by Navid Felker
A report was recently released by The Organization for the Prohibition of Chemical Weapons (OPCW) that confirms that chlorine gas was used by the Assad regime in the attack on northern Syrian town of Saraqeb in early February. As we know, this was not the first time the regime used chemical weapons against civilian populations. Apparently, it was also not even the most recent incident.
Haitham al-Maleh is Chairman of the legal committee of the National Coalition for Syrian Revolutionary and Opposition Forces, in his article for Al Arabiya writes,
“The international community has been inconsistent in its response, but the United States recently took steps that could go a long way toward constraining Assad’s ability to carry on with these and other atrocities as he presses forward with the effort to stamp out all that remains of democratic resistance to his rule.”
By this, he does not refer to the Trump administration’s order of airstrikes in April which he believes are insufficient to address Assad’s ability to suppress the basic rights of the Syrian people. This is because, “Those roots lie not in Damascus but in Tehran…”
Therefore, the US Treasury’s announcement of new sanctions on individuals and groups linked to the Iranian Revolutionary Guard Corps (IRGC), may be more effective in undermining Assad.
The Syrian opposition has previously urged this action, and the Trump administration has taken steps toward hampering the IRGC’s influence over the region. If Europe joins the US in the sanctions and other international pressure, a positive impact can be expected, not only for the prospects for a peaceful resolution to the Syrian War, but also to wars and unrest in Yemen, Iraq, Bahrain.
Experts on Middle Eastern affairs have joined their voices to that of US Defense Secretary Jim Mattis in observing that the Islamic Republic of Iran has left its fingerprints on virtually every major crisis in the region.
The IRGC has reportedly been recruiting, financing, and supplying a multitude of militant proxies modeled after the Hezbollah terrorist group.
Haitham al- Maleh states, “The new US sanctions, which include sanctions against the head of the Iranian central bank, clearly speaks to the necessity of weakening the financial underpinnings of the IRGC’s terrorist operations. This is a step in the right direction for Western policy, which has long refused to acknowledge the terrorist identity of the IRGC. Previously, the relevant US sanctions have been limited to the IRGC Quds Force, which is certainly the leading purveyor of Iran’s malign behaviors but cannot realistically be separated from the financial activities of its parent organization.”
A financially weakened IRGC and a united regional and international voice and action is needed. Iranians, Arabs, Europeans and Americans should pay attention to the Iran Freedom gathering, hosted by the Iranian opposition, the National Council of Resistance of Iran led By Maryam Rajavi. The event will be help in Paris on June 30th. Its message is clear: “The west needs to support a tough policy on Iran and support the desire of the Iranians to bring about regime change in their country.”
The leaders of France and the UK, among others, should undertake measures to break Tehran’s ties with the Assad regime.

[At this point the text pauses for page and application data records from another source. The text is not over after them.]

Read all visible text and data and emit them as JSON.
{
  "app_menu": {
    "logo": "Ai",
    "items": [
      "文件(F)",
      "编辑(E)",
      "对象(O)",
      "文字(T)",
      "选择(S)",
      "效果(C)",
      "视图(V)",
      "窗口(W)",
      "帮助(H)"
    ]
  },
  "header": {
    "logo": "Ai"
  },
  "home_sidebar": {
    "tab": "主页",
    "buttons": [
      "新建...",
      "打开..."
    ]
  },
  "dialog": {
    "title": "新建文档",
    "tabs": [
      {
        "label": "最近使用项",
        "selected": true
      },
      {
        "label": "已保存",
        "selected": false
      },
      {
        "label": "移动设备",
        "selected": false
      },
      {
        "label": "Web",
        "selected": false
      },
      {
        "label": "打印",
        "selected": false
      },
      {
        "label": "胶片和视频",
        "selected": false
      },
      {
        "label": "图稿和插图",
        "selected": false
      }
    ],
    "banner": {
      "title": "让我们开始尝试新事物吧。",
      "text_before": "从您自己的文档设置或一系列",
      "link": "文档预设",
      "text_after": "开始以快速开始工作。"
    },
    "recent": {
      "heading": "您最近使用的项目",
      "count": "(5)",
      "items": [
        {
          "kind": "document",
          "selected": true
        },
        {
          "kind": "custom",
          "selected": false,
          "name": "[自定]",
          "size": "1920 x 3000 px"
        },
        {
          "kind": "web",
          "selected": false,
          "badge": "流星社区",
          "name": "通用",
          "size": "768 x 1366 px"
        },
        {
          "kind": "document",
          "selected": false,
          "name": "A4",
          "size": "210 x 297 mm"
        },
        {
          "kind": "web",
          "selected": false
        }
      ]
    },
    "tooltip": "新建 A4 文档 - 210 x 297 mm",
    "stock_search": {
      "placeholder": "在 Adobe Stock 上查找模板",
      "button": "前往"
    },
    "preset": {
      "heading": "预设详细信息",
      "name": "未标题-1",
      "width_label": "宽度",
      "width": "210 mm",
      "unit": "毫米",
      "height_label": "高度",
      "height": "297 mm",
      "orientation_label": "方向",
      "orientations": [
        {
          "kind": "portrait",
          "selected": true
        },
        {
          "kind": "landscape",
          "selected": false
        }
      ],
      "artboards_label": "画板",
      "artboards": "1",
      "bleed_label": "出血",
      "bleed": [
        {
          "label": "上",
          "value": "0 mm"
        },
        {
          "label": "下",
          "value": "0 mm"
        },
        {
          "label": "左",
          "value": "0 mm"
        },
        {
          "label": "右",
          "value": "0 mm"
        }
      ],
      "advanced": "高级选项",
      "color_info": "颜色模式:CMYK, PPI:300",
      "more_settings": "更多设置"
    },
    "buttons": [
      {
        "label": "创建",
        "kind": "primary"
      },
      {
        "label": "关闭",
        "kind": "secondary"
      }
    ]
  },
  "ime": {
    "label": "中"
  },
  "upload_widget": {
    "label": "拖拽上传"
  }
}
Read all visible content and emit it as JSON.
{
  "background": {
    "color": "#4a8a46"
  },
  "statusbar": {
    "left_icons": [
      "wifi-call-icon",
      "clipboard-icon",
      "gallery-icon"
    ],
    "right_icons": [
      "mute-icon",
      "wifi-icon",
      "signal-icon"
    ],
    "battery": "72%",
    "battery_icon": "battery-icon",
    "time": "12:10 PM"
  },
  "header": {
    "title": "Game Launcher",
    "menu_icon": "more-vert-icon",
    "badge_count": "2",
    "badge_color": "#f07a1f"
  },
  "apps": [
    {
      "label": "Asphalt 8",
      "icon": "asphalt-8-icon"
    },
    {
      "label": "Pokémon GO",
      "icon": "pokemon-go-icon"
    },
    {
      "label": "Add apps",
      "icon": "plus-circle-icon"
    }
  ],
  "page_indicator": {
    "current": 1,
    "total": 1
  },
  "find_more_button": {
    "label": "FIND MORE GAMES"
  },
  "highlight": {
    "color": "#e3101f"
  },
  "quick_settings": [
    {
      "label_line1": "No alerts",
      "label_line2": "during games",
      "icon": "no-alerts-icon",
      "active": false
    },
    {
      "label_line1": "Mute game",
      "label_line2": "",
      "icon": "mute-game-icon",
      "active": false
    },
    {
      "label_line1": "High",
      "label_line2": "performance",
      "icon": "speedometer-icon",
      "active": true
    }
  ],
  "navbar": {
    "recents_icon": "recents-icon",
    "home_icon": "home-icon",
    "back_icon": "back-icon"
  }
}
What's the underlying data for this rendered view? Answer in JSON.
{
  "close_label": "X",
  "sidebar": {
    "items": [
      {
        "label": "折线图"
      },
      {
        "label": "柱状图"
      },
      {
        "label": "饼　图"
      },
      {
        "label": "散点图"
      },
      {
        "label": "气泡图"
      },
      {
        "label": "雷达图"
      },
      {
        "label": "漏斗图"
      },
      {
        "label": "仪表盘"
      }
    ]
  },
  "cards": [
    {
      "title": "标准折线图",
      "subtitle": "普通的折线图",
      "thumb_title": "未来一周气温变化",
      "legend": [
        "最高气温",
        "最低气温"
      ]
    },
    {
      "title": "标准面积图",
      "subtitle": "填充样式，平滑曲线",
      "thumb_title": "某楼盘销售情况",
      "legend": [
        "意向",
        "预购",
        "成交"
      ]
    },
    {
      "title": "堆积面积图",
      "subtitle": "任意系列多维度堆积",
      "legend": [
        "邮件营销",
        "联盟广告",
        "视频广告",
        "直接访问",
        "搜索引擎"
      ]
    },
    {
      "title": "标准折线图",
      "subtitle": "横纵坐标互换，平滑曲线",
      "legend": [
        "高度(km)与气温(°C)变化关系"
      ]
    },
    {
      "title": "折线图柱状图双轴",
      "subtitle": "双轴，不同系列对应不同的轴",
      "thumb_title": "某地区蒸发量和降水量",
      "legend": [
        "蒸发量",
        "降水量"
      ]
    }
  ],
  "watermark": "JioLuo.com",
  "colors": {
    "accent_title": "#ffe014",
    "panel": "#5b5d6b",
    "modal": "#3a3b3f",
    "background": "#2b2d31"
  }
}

Without Iran’s support that regime will be unable to suppress the public will for freedom and democracy. As well, because of economic chaos and instability within Iran itself, the Iranian regime may soon be overwhelmed by its own peoples’ desire for these same ideals.
The West must thoroughly sanction the IRGC to help and support the people of Syria, as well as the Iranian people.